## Work instructions
Exclude the pictures; give every entry again exactly as written.

Element data from apps and pages

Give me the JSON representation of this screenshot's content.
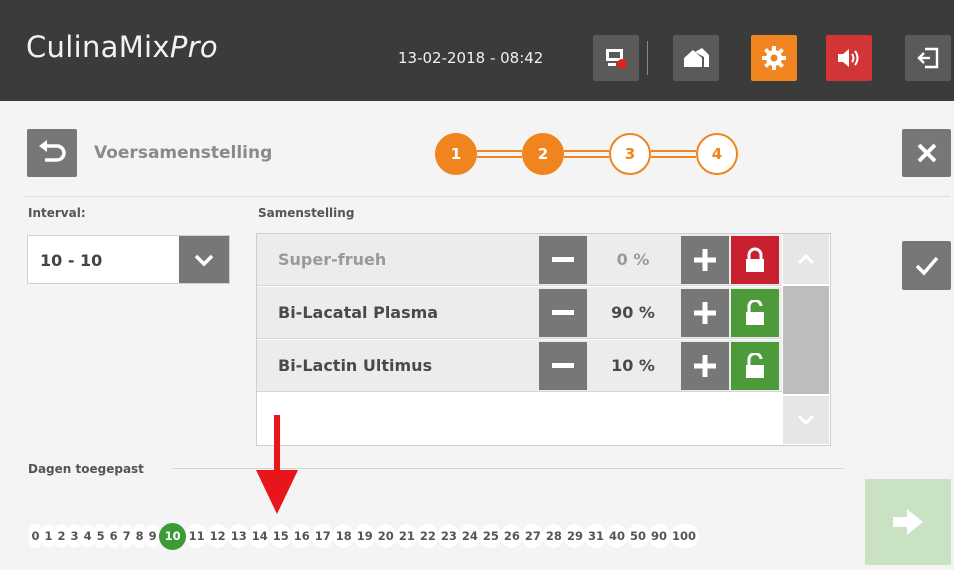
{
  "header": {
    "brand_main": "CulinaMix",
    "brand_italic": "Pro",
    "datetime": "13-02-2018 - 08:42",
    "buttons": [
      {
        "name": "display-icon",
        "color": "#5a5a5a"
      },
      {
        "name": "home-icon",
        "color": "#5a5a5a"
      },
      {
        "name": "gear-icon",
        "color": "#f0841e"
      },
      {
        "name": "speaker-icon",
        "color": "#d23535"
      },
      {
        "name": "logout-icon",
        "color": "#5a5a5a"
      }
    ]
  },
  "page": {
    "title": "Voersamenstelling",
    "steps": [
      "1",
      "2",
      "3",
      "4"
    ],
    "current_step": 2
  },
  "interval": {
    "label": "Interval:",
    "value": "10 - 10"
  },
  "composition": {
    "label": "Samenstelling",
    "rows": [
      {
        "name": "Super-frueh",
        "percent": "0 %",
        "locked": true
      },
      {
        "name": "Bi-Lacatal Plasma",
        "percent": "90 %",
        "locked": false
      },
      {
        "name": "Bi-Lactin Ultimus",
        "percent": "10 %",
        "locked": false
      }
    ]
  },
  "days": {
    "label": "Dagen toegepast",
    "items": [
      "0",
      "1",
      "2",
      "3",
      "4",
      "5",
      "6",
      "7",
      "8",
      "9",
      "10",
      "11",
      "12",
      "13",
      "14",
      "15",
      "16",
      "17",
      "18",
      "19",
      "20",
      "21",
      "22",
      "23",
      "24",
      "25",
      "26",
      "27",
      "28",
      "29",
      "31",
      "40",
      "50",
      "90",
      "100"
    ],
    "selected": "10"
  },
  "colors": {
    "accent": "#f0841e",
    "lock_red": "#c8202f",
    "lock_green": "#4c9a3a",
    "selected_day": "#3c9a37",
    "annotation_arrow": "#e8161b"
  }
}
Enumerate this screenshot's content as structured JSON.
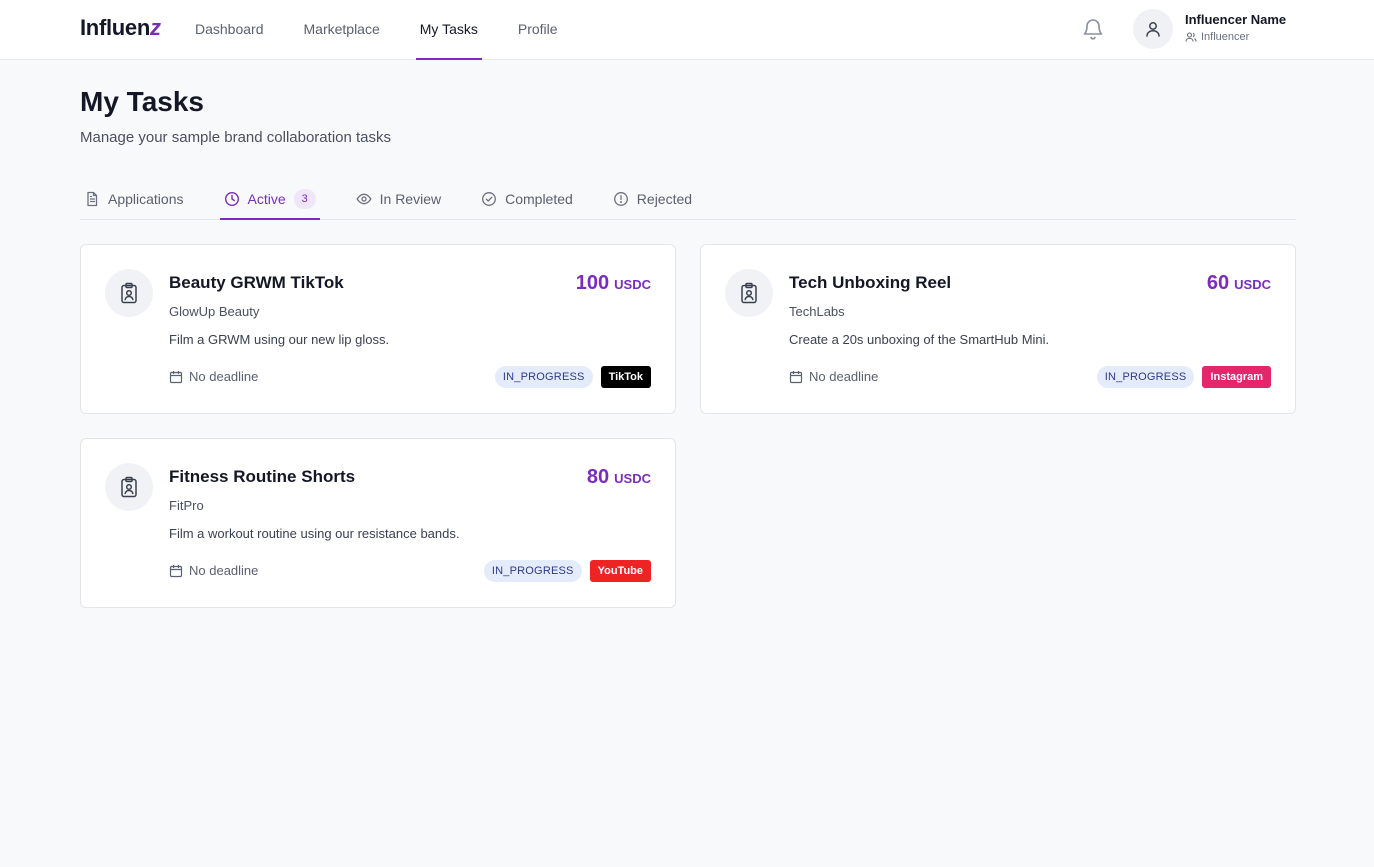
{
  "app": {
    "logo_main": "Influen",
    "logo_accent": "z"
  },
  "nav": {
    "items": [
      {
        "label": "Dashboard"
      },
      {
        "label": "Marketplace"
      },
      {
        "label": "My Tasks",
        "active": true
      },
      {
        "label": "Profile"
      }
    ]
  },
  "user": {
    "name": "Influencer Name",
    "role": "Influencer",
    "avatar_icon": "user-icon",
    "notification_icon": "bell-icon"
  },
  "page": {
    "title": "My Tasks",
    "subtitle": "Manage your sample brand collaboration tasks"
  },
  "tabs": [
    {
      "label": "Applications",
      "icon": "file-text-icon"
    },
    {
      "label": "Active",
      "icon": "clock-icon",
      "count": "3",
      "active": true
    },
    {
      "label": "In Review",
      "icon": "eye-icon"
    },
    {
      "label": "Completed",
      "icon": "check-circle-icon"
    },
    {
      "label": "Rejected",
      "icon": "alert-circle-icon"
    }
  ],
  "tasks": [
    {
      "title": "Beauty GRWM TikTok",
      "brand": "GlowUp Beauty",
      "description": "Film a GRWM using our new lip gloss.",
      "amount": "100",
      "currency": "USDC",
      "deadline": "No deadline",
      "status": "IN_PROGRESS",
      "platform": "TikTok",
      "platform_color": "#000000"
    },
    {
      "title": "Tech Unboxing Reel",
      "brand": "TechLabs",
      "description": "Create a 20s unboxing of the SmartHub Mini.",
      "amount": "60",
      "currency": "USDC",
      "deadline": "No deadline",
      "status": "IN_PROGRESS",
      "platform": "Instagram",
      "platform_color": "#e6256a"
    },
    {
      "title": "Fitness Routine Shorts",
      "brand": "FitPro",
      "description": "Film a workout routine using our resistance bands.",
      "amount": "80",
      "currency": "USDC",
      "deadline": "No deadline",
      "status": "IN_PROGRESS",
      "platform": "YouTube",
      "platform_color": "#ee2424"
    }
  ],
  "colors": {
    "accent": "#7b2cbf",
    "status_bg": "#e4ebfa",
    "status_text": "#2d3a8c"
  }
}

## Answer to the problem
Give me the JSON representation of this screenshot's content.
{
  "header": {
    "brand_main": "CulinaMix",
    "brand_italic": "Pro",
    "datetime": "13-02-2018 - 08:42",
    "buttons": [
      {
        "name": "display-icon",
        "color": "#5a5a5a"
      },
      {
        "name": "home-icon",
        "color": "#5a5a5a"
      },
      {
        "name": "gear-icon",
        "color": "#f0841e"
      },
      {
        "name": "speaker-icon",
        "color": "#d23535"
      },
      {
        "name": "logout-icon",
        "color": "#5a5a5a"
      }
    ]
  },
  "page": {
    "title": "Voersamenstelling",
    "steps": [
      "1",
      "2",
      "3",
      "4"
    ],
    "current_step": 2
  },
  "interval": {
    "label": "Interval:",
    "value": "10 - 10"
  },
  "composition": {
    "label": "Samenstelling",
    "rows": [
      {
        "name": "Super-frueh",
        "percent": "0 %",
        "locked": true
      },
      {
        "name": "Bi-Lacatal Plasma",
        "percent": "90 %",
        "locked": false
      },
      {
        "name": "Bi-Lactin Ultimus",
        "percent": "10 %",
        "locked": false
      }
    ]
  },
  "days": {
    "label": "Dagen toegepast",
    "items": [
      "0",
      "1",
      "2",
      "3",
      "4",
      "5",
      "6",
      "7",
      "8",
      "9",
      "10",
      "11",
      "12",
      "13",
      "14",
      "15",
      "16",
      "17",
      "18",
      "19",
      "20",
      "21",
      "22",
      "23",
      "24",
      "25",
      "26",
      "27",
      "28",
      "29",
      "31",
      "40",
      "50",
      "90",
      "100"
    ],
    "selected": "10"
  },
  "colors": {
    "accent": "#f0841e",
    "lock_red": "#c8202f",
    "lock_green": "#4c9a3a",
    "selected_day": "#3c9a37",
    "annotation_arrow": "#e8161b"
  }
}
Enumerate this screenshot's content as structured JSON.
{
  "app": {
    "logo_main": "Influen",
    "logo_accent": "z"
  },
  "nav": {
    "items": [
      {
        "label": "Dashboard"
      },
      {
        "label": "Marketplace"
      },
      {
        "label": "My Tasks",
        "active": true
      },
      {
        "label": "Profile"
      }
    ]
  },
  "user": {
    "name": "Influencer Name",
    "role": "Influencer",
    "avatar_icon": "user-icon",
    "notification_icon": "bell-icon"
  },
  "page": {
    "title": "My Tasks",
    "subtitle": "Manage your sample brand collaboration tasks"
  },
  "tabs": [
    {
      "label": "Applications",
      "icon": "file-text-icon"
    },
    {
      "label": "Active",
      "icon": "clock-icon",
      "count": "3",
      "active": true
    },
    {
      "label": "In Review",
      "icon": "eye-icon"
    },
    {
      "label": "Completed",
      "icon": "check-circle-icon"
    },
    {
      "label": "Rejected",
      "icon": "alert-circle-icon"
    }
  ],
  "tasks": [
    {
      "title": "Beauty GRWM TikTok",
      "brand": "GlowUp Beauty",
      "description": "Film a GRWM using our new lip gloss.",
      "amount": "100",
      "currency": "USDC",
      "deadline": "No deadline",
      "status": "IN_PROGRESS",
      "platform": "TikTok",
      "platform_color": "#000000"
    },
    {
      "title": "Tech Unboxing Reel",
      "brand": "TechLabs",
      "description": "Create a 20s unboxing of the SmartHub Mini.",
      "amount": "60",
      "currency": "USDC",
      "deadline": "No deadline",
      "status": "IN_PROGRESS",
      "platform": "Instagram",
      "platform_color": "#e6256a"
    },
    {
      "title": "Fitness Routine Shorts",
      "brand": "FitPro",
      "description": "Film a workout routine using our resistance bands.",
      "amount": "80",
      "currency": "USDC",
      "deadline": "No deadline",
      "status": "IN_PROGRESS",
      "platform": "YouTube",
      "platform_color": "#ee2424"
    }
  ],
  "colors": {
    "accent": "#7b2cbf",
    "status_bg": "#e4ebfa",
    "status_text": "#2d3a8c"
  }
}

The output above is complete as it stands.